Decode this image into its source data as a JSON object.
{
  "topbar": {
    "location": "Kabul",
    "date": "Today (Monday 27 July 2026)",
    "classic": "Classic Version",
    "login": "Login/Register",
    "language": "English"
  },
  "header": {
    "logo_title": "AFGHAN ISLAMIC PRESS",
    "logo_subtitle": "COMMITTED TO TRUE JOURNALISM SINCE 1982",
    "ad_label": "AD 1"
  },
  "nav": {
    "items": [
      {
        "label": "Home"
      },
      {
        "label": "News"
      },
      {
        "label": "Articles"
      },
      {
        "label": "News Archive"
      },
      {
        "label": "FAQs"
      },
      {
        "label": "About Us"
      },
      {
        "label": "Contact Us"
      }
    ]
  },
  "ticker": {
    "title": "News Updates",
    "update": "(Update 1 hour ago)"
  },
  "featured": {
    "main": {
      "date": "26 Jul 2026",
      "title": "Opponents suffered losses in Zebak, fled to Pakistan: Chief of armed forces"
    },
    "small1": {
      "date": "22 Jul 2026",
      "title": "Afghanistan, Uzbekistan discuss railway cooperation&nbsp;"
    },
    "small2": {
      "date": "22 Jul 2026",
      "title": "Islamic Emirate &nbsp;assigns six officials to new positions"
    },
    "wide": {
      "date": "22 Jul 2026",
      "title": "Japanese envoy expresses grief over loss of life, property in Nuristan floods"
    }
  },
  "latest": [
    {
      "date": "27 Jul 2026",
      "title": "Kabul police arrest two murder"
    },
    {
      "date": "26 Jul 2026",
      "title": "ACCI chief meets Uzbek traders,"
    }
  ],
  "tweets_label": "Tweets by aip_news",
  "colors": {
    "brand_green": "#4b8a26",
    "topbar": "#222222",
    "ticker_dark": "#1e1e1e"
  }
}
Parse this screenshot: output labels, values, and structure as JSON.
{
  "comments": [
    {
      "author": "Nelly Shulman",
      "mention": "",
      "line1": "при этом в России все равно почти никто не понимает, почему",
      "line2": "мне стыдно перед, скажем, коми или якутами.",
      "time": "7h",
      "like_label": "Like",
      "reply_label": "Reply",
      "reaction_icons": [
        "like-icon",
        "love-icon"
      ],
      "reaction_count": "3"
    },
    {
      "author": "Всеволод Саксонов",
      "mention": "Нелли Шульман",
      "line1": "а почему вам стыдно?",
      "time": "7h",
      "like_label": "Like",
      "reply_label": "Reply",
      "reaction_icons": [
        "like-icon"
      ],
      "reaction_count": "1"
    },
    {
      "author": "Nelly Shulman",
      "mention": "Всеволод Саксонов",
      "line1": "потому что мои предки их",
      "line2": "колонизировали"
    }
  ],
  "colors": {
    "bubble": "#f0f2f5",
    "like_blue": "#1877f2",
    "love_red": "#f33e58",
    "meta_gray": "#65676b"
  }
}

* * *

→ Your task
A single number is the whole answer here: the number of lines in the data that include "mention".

→ Response
3